De mortuis nihil nisi bonum ("Of the dead, nothing but good [is to be spoken]"). Thus the Romans adopted an even older Greek saying steeped in decency and superstition.

To judge from critical and other reactions to his play about the late Charles Haughey and family, Sebastian Barry transgressed that taboo. When the Abbey Theatre in 2002 staged his Hinterland, some found Barry's take on Haughey's personal life cruel.


Old maxim

There is merit in the old maxim, although it is not enshrined in law. Despite reforming Irish defamation legislation in 2009, the


did not lift a general barrier that prevents families suing for slander of their deceased loved ones.

A tabloid may publish vicious falsehoods about the circumstances of a violent death, yet surviving relatives cannot even seek the simple new remedy of a judicial declaration without damages for that defamation.

It is only right to be restrained about the personal faults of the dead, albeit fulsome eulogies from the altar can be hard to take. There is much to be said for the Catholic Church’s efforts to limit these.

All of us are far from perfect, and allowances should be made for the sake of the surviving family, and in humble recognition of human nature.

Obituarists struggle to strike the right note. When the Irish citizen and respected Dominican theologian Herbert McCabe died at Oxford in 2001, a number of those who loved him for his brilliance and character referred to his personality faults in a way that he might have approved.

English obituaries, for example, featured his "fondness for drinking" (Telegraph), with one allowing that "it was not solely because of his heavy drinking that he produced no heavy books" (Independent). He was a "harsh debater" with "a dark insecurity in his personality" (Guardian).

Role model

There is a special challenge when it comes to people who held important public offices or were elevated as a role model or media everyman. Romancing their reputations is a double disservice to those whom society hurts.

When Michael Parkinson wrote that Jade Goody had become media property “to be manipulated and exploited ’til the day she died”, he was registering a significant and corrosive fact of modern life.

There is no fear that the good that Eamonn Casey did will be interred with his bones. But reading tributes to his work for emigrants and Travellers, I have felt uneasy – not due to a celibate having sex or a person being hypocritical, but because of a system failure still unresolved.

For, like Jade Goody, Casey let himself be manipulated and exploited.
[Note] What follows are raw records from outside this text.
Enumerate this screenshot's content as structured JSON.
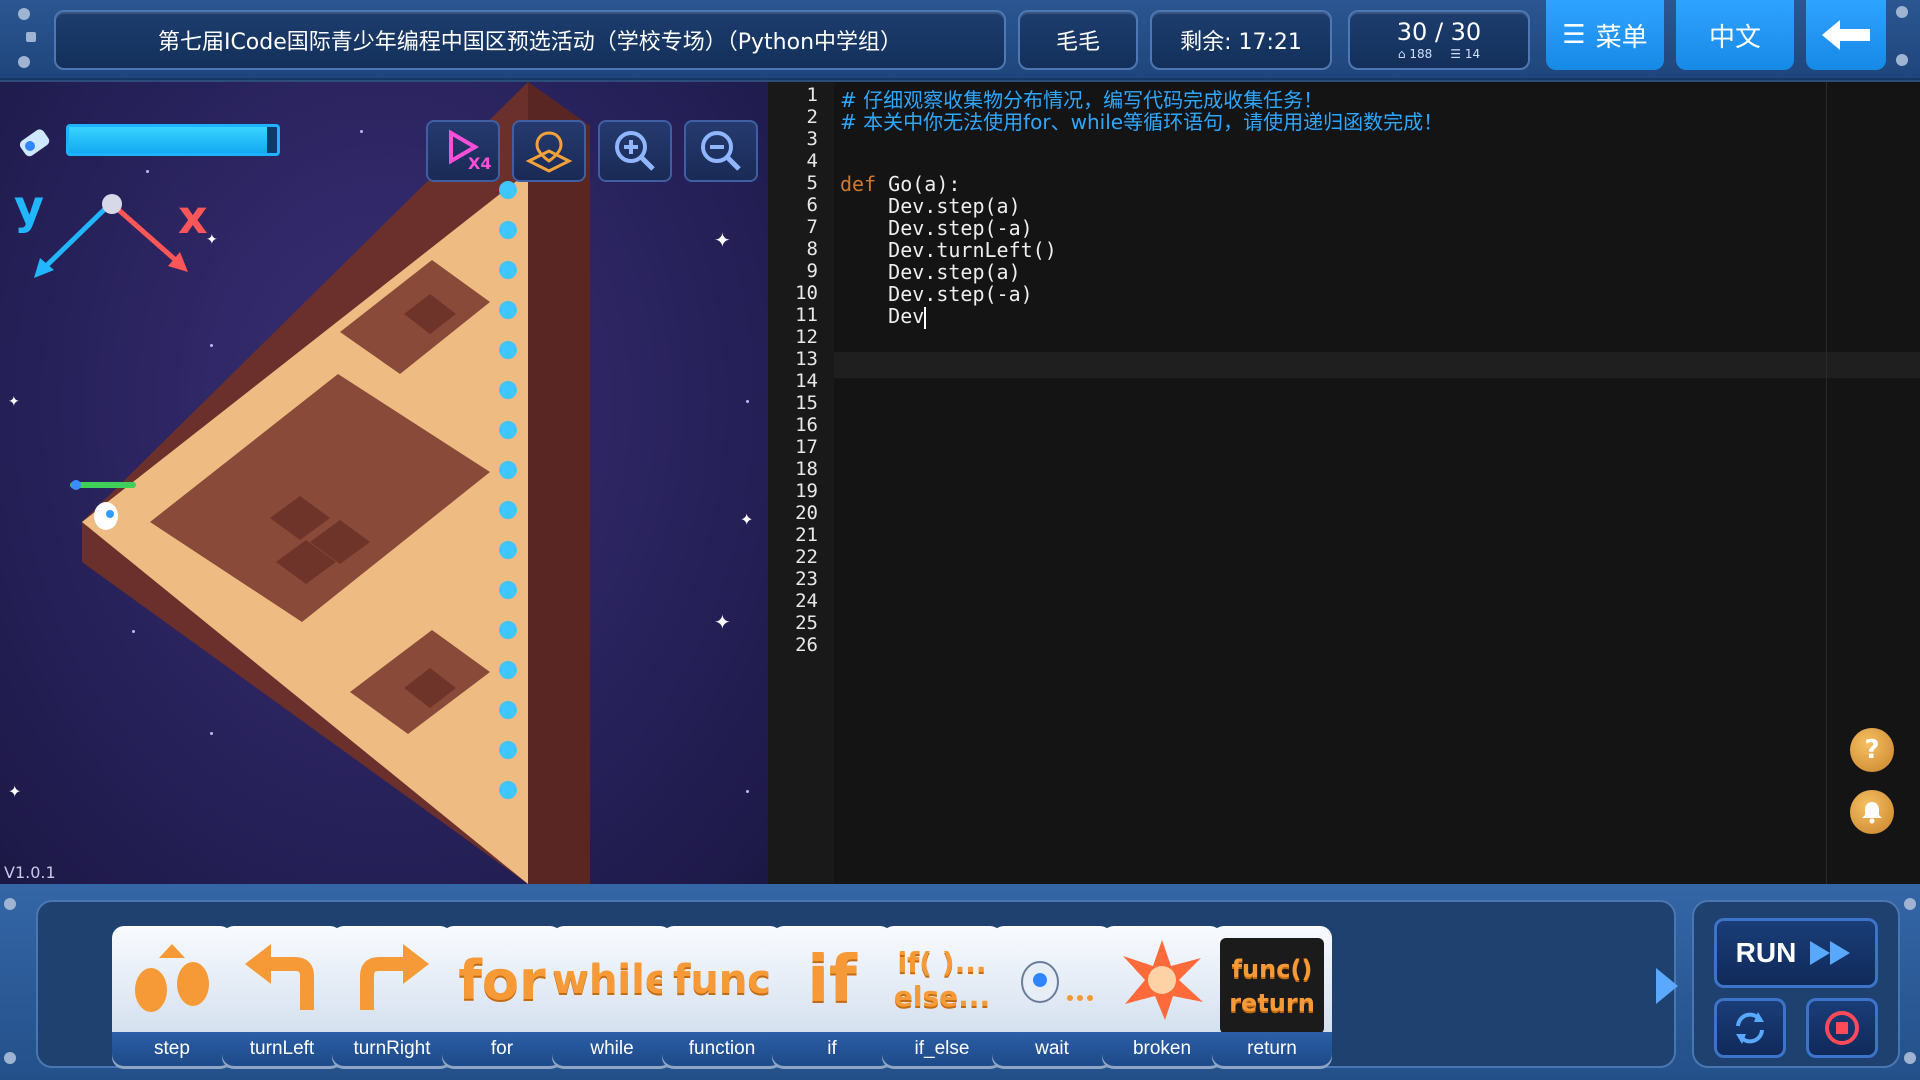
{
  "header": {
    "title": "第七届ICode国际青少年编程中国区预选活动（学校专场）（Python中学组）",
    "user": "毛毛",
    "timer": "剩余: 17:21",
    "progress": "30 / 30",
    "stat_a": "188",
    "stat_b": "14",
    "menu_label": "菜单",
    "lang_label": "中文"
  },
  "game": {
    "axis_y": "y",
    "axis_x": "x",
    "version": "V1.0.1",
    "energy_percent": 95,
    "speed_label": "X4"
  },
  "editor": {
    "line_numbers": [
      "1",
      "2",
      "3",
      "4",
      "5",
      "6",
      "7",
      "8",
      "9",
      "10",
      "11",
      "12",
      "13",
      "14",
      "15",
      "16",
      "17",
      "18",
      "19",
      "20",
      "21",
      "22",
      "23",
      "24",
      "25",
      "26"
    ],
    "lines": [
      {
        "comment": "# 仔细观察收集物分布情况，编写代码完成收集任务！"
      },
      {
        "comment": "# 本关中你无法使用for、while等循环语句，请使用递归函数完成！"
      },
      {
        "text": ""
      },
      {
        "text": ""
      },
      {
        "kw": "def",
        "text": " Go(a):"
      },
      {
        "text": "    Dev.step(a)"
      },
      {
        "text": "    Dev.step(-a)"
      },
      {
        "text": "    Dev.turnLeft()"
      },
      {
        "text": "    Dev.step(a)"
      },
      {
        "text": "    Dev.step(-a)"
      },
      {
        "text": "    Dev"
      }
    ]
  },
  "blocks": [
    {
      "label": "step",
      "art": "step"
    },
    {
      "label": "turnLeft",
      "art": "turnLeft"
    },
    {
      "label": "turnRight",
      "art": "turnRight"
    },
    {
      "label": "for",
      "art": "for"
    },
    {
      "label": "while",
      "art": "while"
    },
    {
      "label": "function",
      "art": "func"
    },
    {
      "label": "if",
      "art": "if"
    },
    {
      "label": "if_else",
      "art": "if( )...\nelse..."
    },
    {
      "label": "wait",
      "art": "wait"
    },
    {
      "label": "broken",
      "art": "broken"
    },
    {
      "label": "return",
      "art": "func()\nreturn"
    }
  ],
  "run": {
    "label": "RUN"
  },
  "colors": {
    "accent": "#1789e6",
    "comment": "#2ea8ff",
    "keyword": "#cc7832",
    "block_text": "#f59a36"
  }
}
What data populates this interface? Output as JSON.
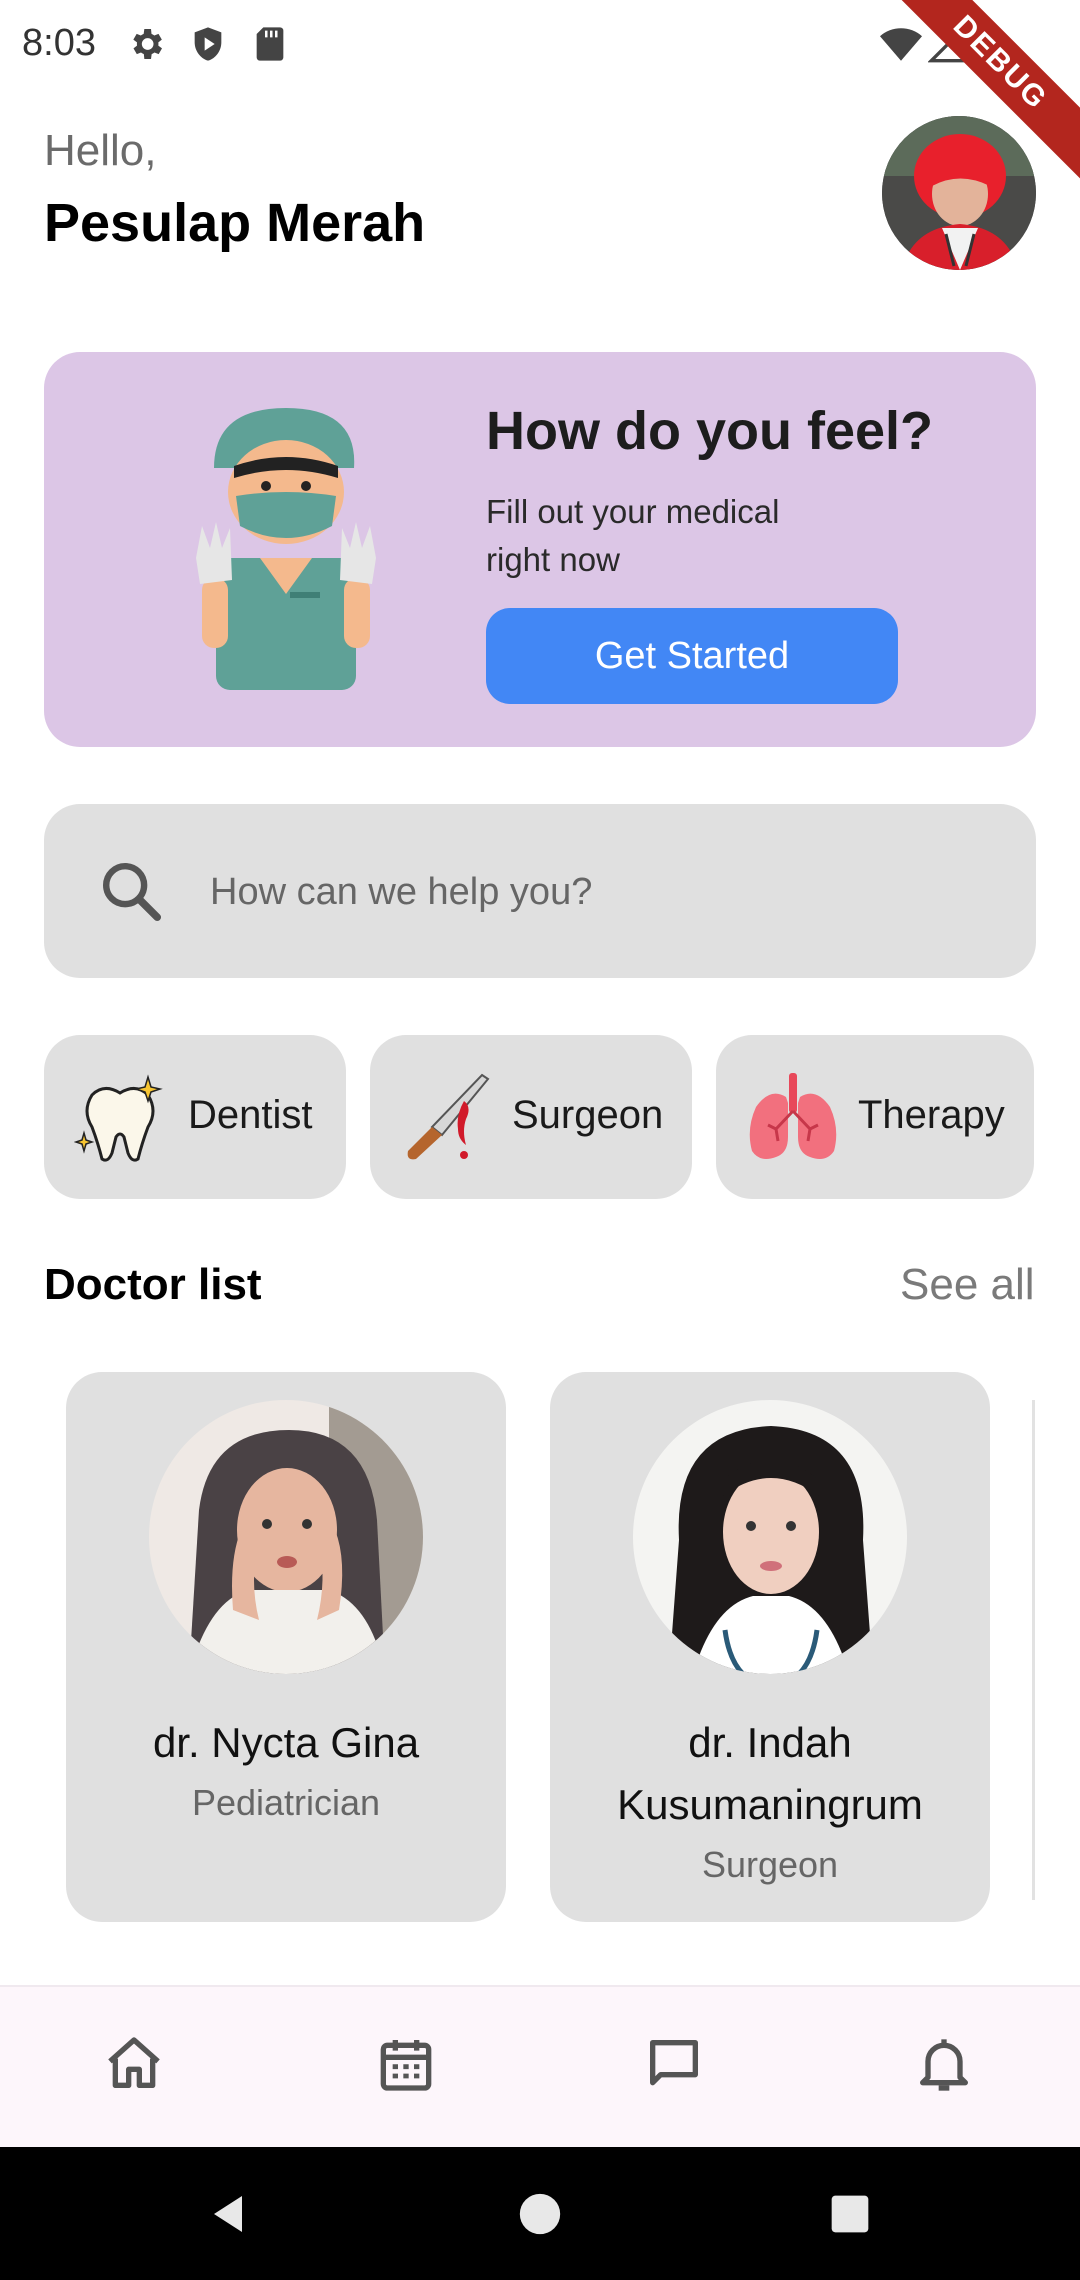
{
  "status_bar": {
    "time": "8:03",
    "left_icons": [
      "gear-icon",
      "shield-icon",
      "sd-card-icon"
    ],
    "right_icons": [
      "wifi-icon",
      "signal-icon",
      "battery-icon"
    ],
    "debug_label": "DEBUG"
  },
  "header": {
    "greeting": "Hello,",
    "user_name": "Pesulap Merah"
  },
  "banner": {
    "title": "How do you feel?",
    "subtitle": "Fill out your medical right now",
    "cta_label": "Get Started",
    "bg_color": "#dcc6e6",
    "cta_color": "#4287f5"
  },
  "search": {
    "placeholder": "How can we help you?"
  },
  "categories": [
    {
      "label": "Dentist",
      "icon": "tooth-icon"
    },
    {
      "label": "Surgeon",
      "icon": "scalpel-icon"
    },
    {
      "label": "Therapy",
      "icon": "lungs-icon"
    }
  ],
  "doctor_list": {
    "title": "Doctor list",
    "see_all": "See all",
    "doctors": [
      {
        "name": "dr. Nycta Gina",
        "specialty": "Pediatrician"
      },
      {
        "name": "dr. Indah Kusumaningrum",
        "specialty": "Surgeon"
      }
    ]
  },
  "bottom_nav": {
    "items": [
      "home-icon",
      "calendar-icon",
      "chat-icon",
      "bell-icon"
    ]
  },
  "system_nav": {
    "items": [
      "back-icon",
      "home-circle-icon",
      "recents-icon"
    ]
  }
}
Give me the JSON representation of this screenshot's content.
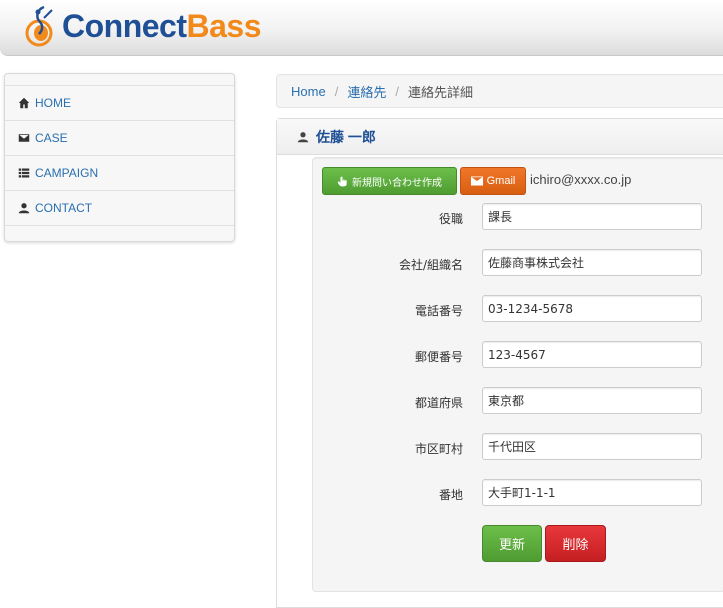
{
  "app": {
    "logo_connect": "Connect",
    "logo_bass": "Bass"
  },
  "sidebar": {
    "items": [
      {
        "label": "HOME",
        "icon": "home-icon"
      },
      {
        "label": "CASE",
        "icon": "envelope-icon"
      },
      {
        "label": "CAMPAIGN",
        "icon": "list-icon"
      },
      {
        "label": "CONTACT",
        "icon": "user-icon"
      }
    ]
  },
  "breadcrumb": {
    "home": "Home",
    "contacts": "連絡先",
    "current": "連絡先詳細",
    "separator": "/"
  },
  "contact": {
    "name": "佐藤 一郎",
    "new_inquiry_label": "新規問い合わせ作成",
    "gmail_label": "Gmail",
    "email": "ichiro@xxxx.co.jp"
  },
  "fields": [
    {
      "label": "役職",
      "value": "課長"
    },
    {
      "label": "会社/組織名",
      "value": "佐藤商事株式会社"
    },
    {
      "label": "電話番号",
      "value": "03-1234-5678"
    },
    {
      "label": "郵便番号",
      "value": "123-4567"
    },
    {
      "label": "都道府県",
      "value": "東京都"
    },
    {
      "label": "市区町村",
      "value": "千代田区"
    },
    {
      "label": "番地",
      "value": "大手町1-1-1"
    }
  ],
  "actions": {
    "update_label": "更新",
    "delete_label": "削除"
  },
  "colors": {
    "brand_blue": "#1f4f95",
    "brand_orange": "#f28a1b",
    "link": "#2a6fb0",
    "success": "#5cb53d",
    "danger": "#d9282b",
    "warning": "#e8691f"
  }
}
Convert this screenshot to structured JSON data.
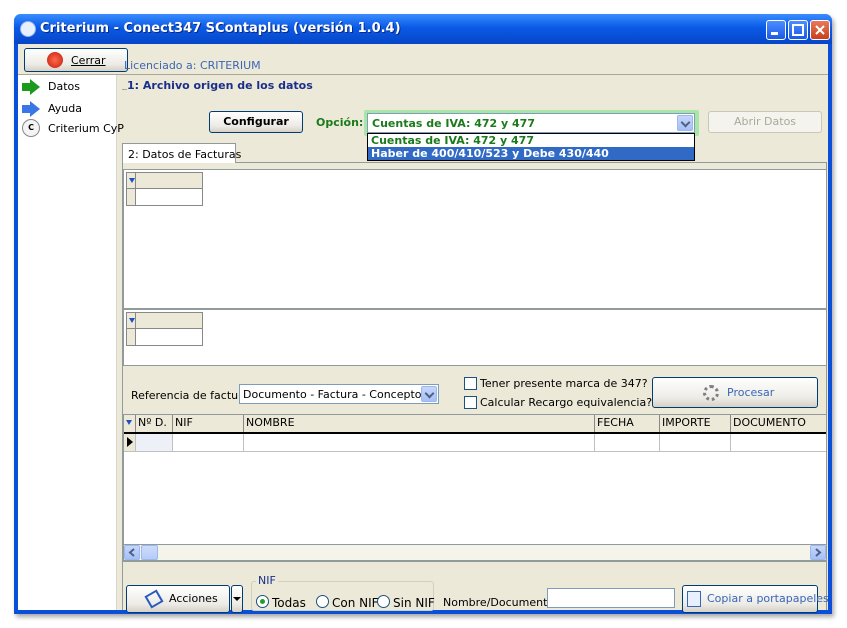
{
  "window": {
    "title": "Criterium - Conect347 SContaplus (versión 1.0.4)"
  },
  "toolbar": {
    "close_label": "Cerrar",
    "license": "Licenciado a: CRITERIUM"
  },
  "sidebar": {
    "items": [
      {
        "label": "Datos",
        "icon": "green-arrow-icon"
      },
      {
        "label": "Ayuda",
        "icon": "blue-arrow-icon"
      },
      {
        "label": "Criterium CyP",
        "icon": "cyp-logo-icon",
        "icon_text": "C CyP"
      }
    ]
  },
  "source": {
    "title": "1: Archivo origen de los datos",
    "configure_label": "Configurar",
    "option_label": "Opción:",
    "selected": "Cuentas de IVA: 472 y 477",
    "options": [
      "Cuentas de IVA: 472 y 477",
      "Haber de 400/410/523 y Debe 430/440"
    ],
    "open_label": "Abrir Datos"
  },
  "tabs": [
    {
      "label": "2: Datos de Facturas"
    }
  ],
  "invoice_ref": {
    "label": "Referencia de factura",
    "value": "Documento - Factura - Concepto"
  },
  "checks": [
    {
      "label": "Tener presente marca de 347?",
      "checked": false
    },
    {
      "label": "Calcular Recargo equivalencia?",
      "checked": false
    }
  ],
  "process_label": "Procesar",
  "table": {
    "columns": [
      "Nº D.",
      "NIF",
      "NOMBRE",
      "FECHA",
      "IMPORTE",
      "DOCUMENTO"
    ],
    "rows": [
      [
        "",
        "",
        "",
        "",
        "",
        ""
      ]
    ]
  },
  "actions_label": "Acciones",
  "nif": {
    "legend": "NIF",
    "options": [
      "Todas",
      "Con NIF",
      "Sin NIF"
    ],
    "selected": "Todas"
  },
  "search": {
    "label": "Nombre/Documento",
    "value": ""
  },
  "copy_label": "Copiar a portapapeles",
  "colors": {
    "title_bar": "#0a5ae6",
    "accent_green": "#1b7a1b",
    "selection": "#316ac5",
    "link_blue": "#3a66b6"
  }
}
He masked a hierarchy that had not fundamentally changed after Vatican II, and that still has not changed enough.

I and very many others were kept waiting in Knock on the day that Casey and another icon of easy faith, the late Fr Michael Cleary, delayed Pope John Paul II at Ballybrit racecourse. Theirs was an exhibition of egotism calculated to win the young people of Ireland for an institution that urgently needed reform rather than public relations.

Stab of guilt

In a striking article (

Irish Times

, March 1st), Patsy McGarry recently wrote about the scarcity of public representatives at the funeral of a major figure in Irish life, cardinal Desmond Connell. He asked if we have “abandoned basic respect for the dignity of a person with whom we may disagree, even profoundly”.

I felt a stab of guilt, having approved the absence of public representatives as a kind of honesty.

But to me, Connell, whatever about his personal politeness, facilitated dishonesty or self-delusion on the part of his institution. His concept of “mental reservation” was symptomatic of an Irish establishment that has let moral and political corruption flourish when it suits its interests.

In 1984 I attended the humiliating ceremony at UCG where US president Ronald Reagan received an honorary doctorate, and was glad that Eamon Casey stood aloof from it. To say that bishops abuse power is not to deny that sometimes they use it well.

The abuse of power in Ireland, by bishops, gardaí, media, business and politicians, has been too easy. Apologies are the last refuge of those caught out. In the absence of systematic change and reform, speaking only good of the dead is not always the best option.